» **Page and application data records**
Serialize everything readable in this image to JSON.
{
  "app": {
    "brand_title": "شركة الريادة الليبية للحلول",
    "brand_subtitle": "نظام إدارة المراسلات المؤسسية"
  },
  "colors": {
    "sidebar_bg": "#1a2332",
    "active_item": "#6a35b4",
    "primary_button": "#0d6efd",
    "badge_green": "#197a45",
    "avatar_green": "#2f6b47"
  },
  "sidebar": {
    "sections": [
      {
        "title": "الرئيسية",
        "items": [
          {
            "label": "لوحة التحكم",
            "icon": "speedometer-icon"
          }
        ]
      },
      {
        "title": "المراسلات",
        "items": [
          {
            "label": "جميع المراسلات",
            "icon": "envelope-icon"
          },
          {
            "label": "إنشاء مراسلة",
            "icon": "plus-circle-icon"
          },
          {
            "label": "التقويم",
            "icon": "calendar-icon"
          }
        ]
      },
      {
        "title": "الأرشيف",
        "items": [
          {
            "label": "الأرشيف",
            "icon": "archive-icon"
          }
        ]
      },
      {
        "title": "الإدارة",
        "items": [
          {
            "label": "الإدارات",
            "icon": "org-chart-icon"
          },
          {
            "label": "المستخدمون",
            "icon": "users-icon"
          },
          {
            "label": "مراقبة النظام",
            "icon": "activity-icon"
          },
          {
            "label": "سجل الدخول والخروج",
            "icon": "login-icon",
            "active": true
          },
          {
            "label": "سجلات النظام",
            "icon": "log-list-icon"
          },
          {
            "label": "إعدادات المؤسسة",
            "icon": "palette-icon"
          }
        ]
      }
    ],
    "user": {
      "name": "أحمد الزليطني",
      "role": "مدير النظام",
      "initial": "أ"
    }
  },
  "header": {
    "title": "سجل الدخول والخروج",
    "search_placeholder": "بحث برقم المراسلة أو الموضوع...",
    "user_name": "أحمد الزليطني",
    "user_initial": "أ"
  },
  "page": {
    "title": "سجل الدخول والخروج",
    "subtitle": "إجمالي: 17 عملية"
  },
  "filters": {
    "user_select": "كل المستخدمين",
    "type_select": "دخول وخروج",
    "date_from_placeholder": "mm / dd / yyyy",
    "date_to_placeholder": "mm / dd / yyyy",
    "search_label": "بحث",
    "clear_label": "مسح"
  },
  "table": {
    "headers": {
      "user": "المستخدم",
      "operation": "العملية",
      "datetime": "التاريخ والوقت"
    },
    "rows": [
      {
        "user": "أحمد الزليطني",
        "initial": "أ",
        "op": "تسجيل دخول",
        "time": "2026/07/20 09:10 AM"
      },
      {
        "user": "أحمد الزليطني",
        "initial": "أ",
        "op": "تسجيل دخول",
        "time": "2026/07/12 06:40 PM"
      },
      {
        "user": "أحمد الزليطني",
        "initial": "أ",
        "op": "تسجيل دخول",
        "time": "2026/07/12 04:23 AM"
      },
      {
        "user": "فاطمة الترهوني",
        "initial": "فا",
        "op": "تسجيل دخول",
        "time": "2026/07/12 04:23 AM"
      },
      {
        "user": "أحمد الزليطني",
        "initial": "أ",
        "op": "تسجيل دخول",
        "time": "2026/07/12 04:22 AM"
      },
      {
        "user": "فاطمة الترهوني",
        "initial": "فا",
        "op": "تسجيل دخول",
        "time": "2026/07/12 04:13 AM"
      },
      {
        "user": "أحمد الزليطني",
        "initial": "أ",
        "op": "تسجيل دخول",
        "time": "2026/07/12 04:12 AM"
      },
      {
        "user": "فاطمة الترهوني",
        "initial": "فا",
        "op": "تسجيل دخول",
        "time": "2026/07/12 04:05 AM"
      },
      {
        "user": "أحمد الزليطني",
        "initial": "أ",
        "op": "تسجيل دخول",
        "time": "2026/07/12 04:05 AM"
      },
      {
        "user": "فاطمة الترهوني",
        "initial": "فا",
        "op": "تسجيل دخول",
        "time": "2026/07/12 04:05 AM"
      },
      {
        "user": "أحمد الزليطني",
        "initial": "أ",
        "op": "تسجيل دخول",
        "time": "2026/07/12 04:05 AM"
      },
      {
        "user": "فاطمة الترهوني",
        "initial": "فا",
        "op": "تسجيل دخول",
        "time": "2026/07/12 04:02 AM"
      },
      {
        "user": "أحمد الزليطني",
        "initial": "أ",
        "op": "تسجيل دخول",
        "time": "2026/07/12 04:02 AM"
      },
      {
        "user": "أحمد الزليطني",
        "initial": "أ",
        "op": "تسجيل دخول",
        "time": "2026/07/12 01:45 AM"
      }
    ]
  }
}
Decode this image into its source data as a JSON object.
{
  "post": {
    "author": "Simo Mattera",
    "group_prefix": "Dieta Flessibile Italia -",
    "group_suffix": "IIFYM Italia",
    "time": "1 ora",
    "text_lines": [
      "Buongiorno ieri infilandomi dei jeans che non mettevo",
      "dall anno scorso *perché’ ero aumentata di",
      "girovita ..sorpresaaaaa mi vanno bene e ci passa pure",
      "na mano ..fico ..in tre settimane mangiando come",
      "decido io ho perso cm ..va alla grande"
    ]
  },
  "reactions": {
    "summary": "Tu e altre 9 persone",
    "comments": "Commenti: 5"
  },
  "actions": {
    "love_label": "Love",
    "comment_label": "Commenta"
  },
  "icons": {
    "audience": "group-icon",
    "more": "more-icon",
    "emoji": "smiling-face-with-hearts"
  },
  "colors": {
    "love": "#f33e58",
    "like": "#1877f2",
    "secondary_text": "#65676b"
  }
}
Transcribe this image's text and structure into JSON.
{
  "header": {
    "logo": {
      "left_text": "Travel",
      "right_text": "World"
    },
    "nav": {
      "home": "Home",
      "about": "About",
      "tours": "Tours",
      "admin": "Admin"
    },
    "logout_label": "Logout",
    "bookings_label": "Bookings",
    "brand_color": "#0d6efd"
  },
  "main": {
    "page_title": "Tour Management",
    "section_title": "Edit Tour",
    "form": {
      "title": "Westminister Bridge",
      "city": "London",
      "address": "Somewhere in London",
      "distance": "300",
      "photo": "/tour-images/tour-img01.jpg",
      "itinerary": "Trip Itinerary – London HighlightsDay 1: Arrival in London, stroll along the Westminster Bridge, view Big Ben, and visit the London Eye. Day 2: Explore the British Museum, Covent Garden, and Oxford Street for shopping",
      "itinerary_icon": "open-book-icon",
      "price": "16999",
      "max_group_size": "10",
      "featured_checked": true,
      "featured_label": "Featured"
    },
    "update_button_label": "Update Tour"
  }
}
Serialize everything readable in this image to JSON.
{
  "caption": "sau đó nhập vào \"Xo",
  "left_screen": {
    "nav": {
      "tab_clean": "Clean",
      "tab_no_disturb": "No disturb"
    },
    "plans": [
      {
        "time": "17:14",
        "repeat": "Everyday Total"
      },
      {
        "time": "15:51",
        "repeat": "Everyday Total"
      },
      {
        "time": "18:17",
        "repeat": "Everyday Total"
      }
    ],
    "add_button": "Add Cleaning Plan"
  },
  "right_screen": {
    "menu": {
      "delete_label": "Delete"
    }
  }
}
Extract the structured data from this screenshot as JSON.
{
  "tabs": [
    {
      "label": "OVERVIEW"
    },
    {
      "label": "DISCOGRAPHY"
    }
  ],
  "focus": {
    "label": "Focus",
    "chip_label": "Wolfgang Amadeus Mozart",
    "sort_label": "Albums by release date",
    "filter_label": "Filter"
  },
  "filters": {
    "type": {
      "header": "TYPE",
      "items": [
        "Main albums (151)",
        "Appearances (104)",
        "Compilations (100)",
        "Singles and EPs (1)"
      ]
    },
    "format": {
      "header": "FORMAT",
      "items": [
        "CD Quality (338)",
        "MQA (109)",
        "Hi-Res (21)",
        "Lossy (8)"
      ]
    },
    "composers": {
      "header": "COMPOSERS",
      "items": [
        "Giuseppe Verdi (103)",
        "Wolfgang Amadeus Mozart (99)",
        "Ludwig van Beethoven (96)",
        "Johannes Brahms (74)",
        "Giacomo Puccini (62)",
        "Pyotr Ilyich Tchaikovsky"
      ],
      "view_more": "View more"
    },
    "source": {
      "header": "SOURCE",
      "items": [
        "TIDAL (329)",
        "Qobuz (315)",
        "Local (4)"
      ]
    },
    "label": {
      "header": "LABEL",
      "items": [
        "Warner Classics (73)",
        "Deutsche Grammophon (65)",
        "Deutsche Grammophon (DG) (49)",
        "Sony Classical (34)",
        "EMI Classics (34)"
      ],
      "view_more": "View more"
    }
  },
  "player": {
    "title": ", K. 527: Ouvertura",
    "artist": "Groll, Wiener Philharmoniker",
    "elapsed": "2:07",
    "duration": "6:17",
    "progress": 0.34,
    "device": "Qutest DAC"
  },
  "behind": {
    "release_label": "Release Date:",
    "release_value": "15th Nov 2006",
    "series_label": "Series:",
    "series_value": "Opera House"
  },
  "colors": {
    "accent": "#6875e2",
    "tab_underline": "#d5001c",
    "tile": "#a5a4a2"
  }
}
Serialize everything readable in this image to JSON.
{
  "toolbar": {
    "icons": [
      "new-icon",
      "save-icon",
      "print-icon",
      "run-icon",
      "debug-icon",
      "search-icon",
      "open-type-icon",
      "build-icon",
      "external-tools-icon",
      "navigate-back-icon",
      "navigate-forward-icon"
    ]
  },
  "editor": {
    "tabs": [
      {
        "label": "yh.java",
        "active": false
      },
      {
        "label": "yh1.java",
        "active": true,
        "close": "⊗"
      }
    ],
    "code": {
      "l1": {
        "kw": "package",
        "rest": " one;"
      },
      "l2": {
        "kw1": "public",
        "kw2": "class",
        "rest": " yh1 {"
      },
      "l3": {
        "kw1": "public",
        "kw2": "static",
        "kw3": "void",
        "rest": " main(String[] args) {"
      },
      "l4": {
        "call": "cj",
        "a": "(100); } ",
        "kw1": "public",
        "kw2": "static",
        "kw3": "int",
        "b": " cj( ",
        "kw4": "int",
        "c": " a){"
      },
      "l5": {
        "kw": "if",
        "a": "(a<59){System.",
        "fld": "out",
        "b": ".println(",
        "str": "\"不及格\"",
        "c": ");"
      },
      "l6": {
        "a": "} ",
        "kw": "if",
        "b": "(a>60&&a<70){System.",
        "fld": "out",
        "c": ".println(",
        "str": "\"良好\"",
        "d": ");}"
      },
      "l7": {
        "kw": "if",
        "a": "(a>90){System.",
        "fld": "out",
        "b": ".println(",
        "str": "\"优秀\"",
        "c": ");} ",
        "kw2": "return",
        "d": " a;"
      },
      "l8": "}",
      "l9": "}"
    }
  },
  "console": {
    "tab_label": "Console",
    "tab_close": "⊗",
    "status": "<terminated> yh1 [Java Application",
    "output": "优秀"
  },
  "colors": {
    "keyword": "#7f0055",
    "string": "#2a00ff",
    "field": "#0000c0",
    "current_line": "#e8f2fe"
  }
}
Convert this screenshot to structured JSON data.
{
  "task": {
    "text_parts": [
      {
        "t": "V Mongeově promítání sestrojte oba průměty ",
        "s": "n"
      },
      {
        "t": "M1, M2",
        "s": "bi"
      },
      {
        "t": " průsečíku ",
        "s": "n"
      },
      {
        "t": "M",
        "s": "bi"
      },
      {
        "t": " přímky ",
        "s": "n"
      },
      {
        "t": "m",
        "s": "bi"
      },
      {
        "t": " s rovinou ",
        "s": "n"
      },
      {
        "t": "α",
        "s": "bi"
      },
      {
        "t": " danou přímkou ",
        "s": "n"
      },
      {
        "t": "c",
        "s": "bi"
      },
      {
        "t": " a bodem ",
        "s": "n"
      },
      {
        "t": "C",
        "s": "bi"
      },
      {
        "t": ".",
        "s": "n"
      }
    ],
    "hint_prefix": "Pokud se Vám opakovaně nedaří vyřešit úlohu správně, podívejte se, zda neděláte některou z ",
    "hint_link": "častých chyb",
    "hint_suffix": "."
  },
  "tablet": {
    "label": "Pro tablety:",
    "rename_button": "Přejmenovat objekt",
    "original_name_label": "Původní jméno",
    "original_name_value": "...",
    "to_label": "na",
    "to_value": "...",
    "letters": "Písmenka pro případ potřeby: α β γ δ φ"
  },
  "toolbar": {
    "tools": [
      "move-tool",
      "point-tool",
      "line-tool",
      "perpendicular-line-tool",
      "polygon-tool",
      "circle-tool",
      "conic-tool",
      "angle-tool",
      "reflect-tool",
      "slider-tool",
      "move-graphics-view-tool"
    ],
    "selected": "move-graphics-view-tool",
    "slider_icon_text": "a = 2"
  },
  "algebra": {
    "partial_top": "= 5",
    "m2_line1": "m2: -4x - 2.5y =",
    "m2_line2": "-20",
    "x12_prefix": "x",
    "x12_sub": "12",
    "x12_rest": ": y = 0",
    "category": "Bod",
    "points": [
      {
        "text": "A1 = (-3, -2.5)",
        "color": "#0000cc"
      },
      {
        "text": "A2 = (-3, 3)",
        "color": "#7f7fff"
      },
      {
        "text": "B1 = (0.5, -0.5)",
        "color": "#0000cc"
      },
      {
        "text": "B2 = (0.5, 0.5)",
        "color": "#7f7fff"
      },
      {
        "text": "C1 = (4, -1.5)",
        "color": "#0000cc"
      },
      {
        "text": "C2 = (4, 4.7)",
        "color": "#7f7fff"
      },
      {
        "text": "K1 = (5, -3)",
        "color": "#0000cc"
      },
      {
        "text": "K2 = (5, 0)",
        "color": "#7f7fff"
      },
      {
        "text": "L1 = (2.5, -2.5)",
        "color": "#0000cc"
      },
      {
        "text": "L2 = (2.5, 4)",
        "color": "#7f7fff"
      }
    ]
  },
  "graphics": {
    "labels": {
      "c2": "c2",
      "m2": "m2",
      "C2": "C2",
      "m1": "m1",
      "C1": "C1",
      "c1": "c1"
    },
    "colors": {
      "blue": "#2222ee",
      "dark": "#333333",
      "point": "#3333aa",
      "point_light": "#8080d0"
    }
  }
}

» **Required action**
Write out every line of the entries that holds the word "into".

» **Output of the task**
Decode this image into its source data as a JSON object.
Transcribe this image's text and structure into JSON.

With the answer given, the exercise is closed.